■ Exercise instructions ■
Copy every line from the material below that holds "SMARTADVAISOR".

■ Task inputs ■
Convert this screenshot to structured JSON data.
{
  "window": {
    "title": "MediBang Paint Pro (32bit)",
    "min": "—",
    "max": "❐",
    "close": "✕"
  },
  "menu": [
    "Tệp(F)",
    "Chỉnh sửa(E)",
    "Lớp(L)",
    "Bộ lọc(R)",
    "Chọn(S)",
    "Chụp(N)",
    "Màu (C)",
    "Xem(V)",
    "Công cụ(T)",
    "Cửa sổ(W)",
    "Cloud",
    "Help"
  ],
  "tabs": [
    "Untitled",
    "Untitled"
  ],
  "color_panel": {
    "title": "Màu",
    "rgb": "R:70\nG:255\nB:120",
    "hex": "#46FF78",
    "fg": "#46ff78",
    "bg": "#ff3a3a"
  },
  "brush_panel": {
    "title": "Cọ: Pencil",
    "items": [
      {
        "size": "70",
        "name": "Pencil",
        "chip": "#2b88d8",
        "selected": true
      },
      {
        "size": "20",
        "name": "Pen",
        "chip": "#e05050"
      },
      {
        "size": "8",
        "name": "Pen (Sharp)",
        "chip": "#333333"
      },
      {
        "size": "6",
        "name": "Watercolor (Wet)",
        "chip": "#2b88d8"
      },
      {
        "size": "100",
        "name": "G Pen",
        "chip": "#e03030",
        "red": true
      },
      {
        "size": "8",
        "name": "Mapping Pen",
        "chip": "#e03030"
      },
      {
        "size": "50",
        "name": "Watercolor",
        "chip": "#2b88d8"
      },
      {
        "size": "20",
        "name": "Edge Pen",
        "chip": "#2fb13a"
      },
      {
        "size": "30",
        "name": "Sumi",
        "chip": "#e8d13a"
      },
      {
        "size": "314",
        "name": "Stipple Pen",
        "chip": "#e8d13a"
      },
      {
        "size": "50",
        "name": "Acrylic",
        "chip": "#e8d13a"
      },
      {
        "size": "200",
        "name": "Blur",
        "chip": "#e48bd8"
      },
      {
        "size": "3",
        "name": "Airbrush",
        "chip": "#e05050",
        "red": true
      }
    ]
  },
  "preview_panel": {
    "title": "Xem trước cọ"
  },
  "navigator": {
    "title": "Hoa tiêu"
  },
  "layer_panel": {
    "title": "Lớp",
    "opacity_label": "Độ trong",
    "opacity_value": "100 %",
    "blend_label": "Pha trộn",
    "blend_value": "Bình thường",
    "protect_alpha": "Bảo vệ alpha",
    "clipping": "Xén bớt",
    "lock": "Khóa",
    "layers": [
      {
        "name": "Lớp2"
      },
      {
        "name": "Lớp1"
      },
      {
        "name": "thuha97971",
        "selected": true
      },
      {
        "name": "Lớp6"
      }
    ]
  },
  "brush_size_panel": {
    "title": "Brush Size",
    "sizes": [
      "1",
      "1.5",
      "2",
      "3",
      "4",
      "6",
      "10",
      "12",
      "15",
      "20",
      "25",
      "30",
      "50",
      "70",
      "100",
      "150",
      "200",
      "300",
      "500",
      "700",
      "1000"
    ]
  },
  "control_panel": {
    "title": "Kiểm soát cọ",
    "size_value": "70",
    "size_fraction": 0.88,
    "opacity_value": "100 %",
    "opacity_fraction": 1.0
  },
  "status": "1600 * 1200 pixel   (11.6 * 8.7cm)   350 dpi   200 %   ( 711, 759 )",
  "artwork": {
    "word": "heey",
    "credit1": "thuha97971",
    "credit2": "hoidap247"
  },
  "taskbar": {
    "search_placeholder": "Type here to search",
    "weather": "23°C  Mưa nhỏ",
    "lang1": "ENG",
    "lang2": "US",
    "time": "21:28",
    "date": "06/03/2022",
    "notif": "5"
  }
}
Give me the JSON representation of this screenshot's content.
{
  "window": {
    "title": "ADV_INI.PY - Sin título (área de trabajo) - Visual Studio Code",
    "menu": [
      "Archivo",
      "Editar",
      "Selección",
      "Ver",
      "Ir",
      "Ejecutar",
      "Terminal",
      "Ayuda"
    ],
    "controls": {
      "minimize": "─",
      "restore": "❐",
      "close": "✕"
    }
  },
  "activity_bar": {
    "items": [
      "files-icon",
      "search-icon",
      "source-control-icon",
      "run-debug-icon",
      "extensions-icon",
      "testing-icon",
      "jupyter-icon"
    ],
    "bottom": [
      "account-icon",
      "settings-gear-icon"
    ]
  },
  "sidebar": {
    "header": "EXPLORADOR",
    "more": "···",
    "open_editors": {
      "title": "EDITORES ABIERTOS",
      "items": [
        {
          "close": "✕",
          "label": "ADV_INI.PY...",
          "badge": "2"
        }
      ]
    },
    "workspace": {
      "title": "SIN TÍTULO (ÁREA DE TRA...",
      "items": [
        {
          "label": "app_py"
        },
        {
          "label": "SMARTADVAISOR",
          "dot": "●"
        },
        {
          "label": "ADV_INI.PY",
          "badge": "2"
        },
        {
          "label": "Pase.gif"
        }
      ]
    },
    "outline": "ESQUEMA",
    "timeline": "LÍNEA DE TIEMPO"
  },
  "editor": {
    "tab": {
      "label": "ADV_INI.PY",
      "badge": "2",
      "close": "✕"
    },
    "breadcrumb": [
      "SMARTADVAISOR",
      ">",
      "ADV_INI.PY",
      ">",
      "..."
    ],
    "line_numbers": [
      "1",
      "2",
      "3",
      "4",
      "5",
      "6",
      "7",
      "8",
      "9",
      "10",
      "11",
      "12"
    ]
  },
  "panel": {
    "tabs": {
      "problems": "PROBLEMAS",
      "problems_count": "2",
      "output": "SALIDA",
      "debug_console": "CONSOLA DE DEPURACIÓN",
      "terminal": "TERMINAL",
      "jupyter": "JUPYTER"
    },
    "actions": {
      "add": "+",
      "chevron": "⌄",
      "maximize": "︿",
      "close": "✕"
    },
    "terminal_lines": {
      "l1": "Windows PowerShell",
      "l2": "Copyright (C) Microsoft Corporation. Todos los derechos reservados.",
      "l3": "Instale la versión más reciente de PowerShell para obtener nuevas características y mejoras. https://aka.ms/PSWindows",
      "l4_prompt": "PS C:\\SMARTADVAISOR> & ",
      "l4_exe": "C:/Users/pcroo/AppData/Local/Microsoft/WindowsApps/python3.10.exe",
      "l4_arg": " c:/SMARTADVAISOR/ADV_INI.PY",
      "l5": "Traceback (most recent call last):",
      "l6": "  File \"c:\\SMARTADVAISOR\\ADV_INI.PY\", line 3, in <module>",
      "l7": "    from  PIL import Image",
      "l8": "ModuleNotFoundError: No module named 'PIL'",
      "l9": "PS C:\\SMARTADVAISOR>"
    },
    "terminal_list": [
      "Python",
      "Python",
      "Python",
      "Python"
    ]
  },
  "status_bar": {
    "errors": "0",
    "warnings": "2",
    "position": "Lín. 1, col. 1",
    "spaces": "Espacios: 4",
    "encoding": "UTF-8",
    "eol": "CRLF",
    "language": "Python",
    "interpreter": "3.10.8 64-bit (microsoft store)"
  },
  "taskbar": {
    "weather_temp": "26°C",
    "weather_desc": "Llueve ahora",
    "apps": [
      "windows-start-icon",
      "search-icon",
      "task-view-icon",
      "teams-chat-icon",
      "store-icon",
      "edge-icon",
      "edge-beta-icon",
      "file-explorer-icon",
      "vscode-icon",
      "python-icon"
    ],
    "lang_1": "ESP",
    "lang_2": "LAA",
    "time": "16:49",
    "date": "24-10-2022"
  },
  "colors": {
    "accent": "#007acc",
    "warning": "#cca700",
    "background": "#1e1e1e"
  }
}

■ Answer for the task ■
          "label": "SMARTADVAISOR",
      "SMARTADVAISOR",
      "l4_prompt": "PS C:\\SMARTADVAISOR> & ",
      "l4_arg": " c:/SMARTADVAISOR/ADV_INI.PY",
      "l6": "  File \"c:\\SMARTADVAISOR\\ADV_INI.PY\", line 3, in <module>",
      "l9": "PS C:\\SMARTADVAISOR>"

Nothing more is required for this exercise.